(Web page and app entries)
▼

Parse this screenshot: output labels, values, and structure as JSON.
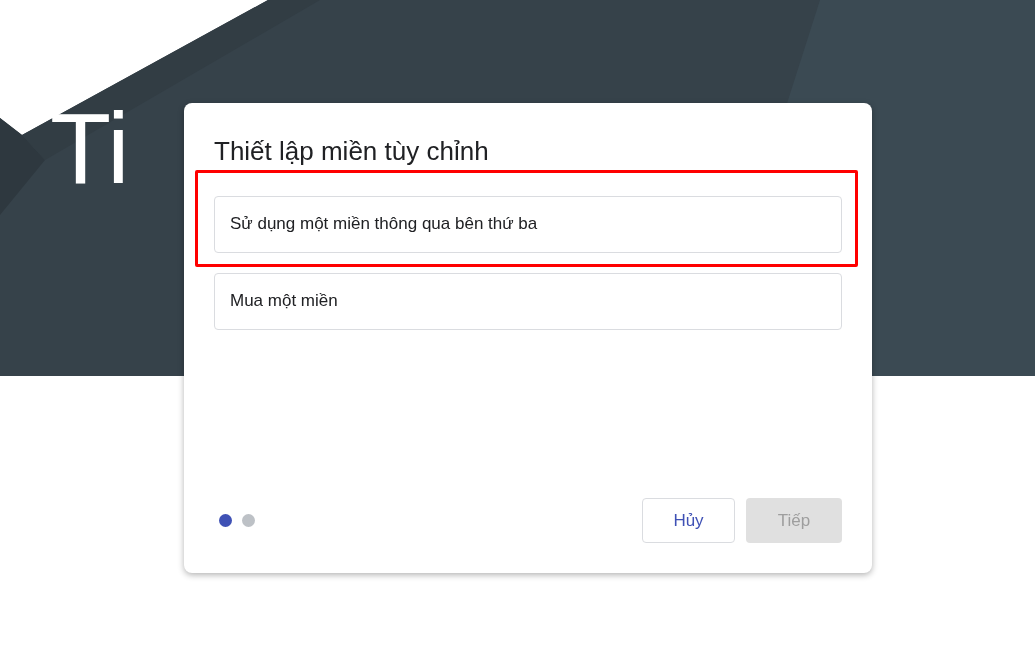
{
  "hero": {
    "title": "Ti"
  },
  "dialog": {
    "title": "Thiết lập miền tùy chỉnh",
    "options": [
      {
        "label": "Sử dụng một miền thông qua bên thứ ba",
        "highlighted": true
      },
      {
        "label": "Mua một miền",
        "highlighted": false
      }
    ],
    "steps": [
      {
        "selected": true
      },
      {
        "selected": false
      }
    ],
    "buttons": [
      {
        "label": "Hủy",
        "disabled": false
      },
      {
        "label": "Tiếp",
        "disabled": true
      }
    ]
  }
}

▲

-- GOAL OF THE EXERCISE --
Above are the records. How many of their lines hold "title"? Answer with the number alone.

-- ANSWER TO THIS PROBLEM --
2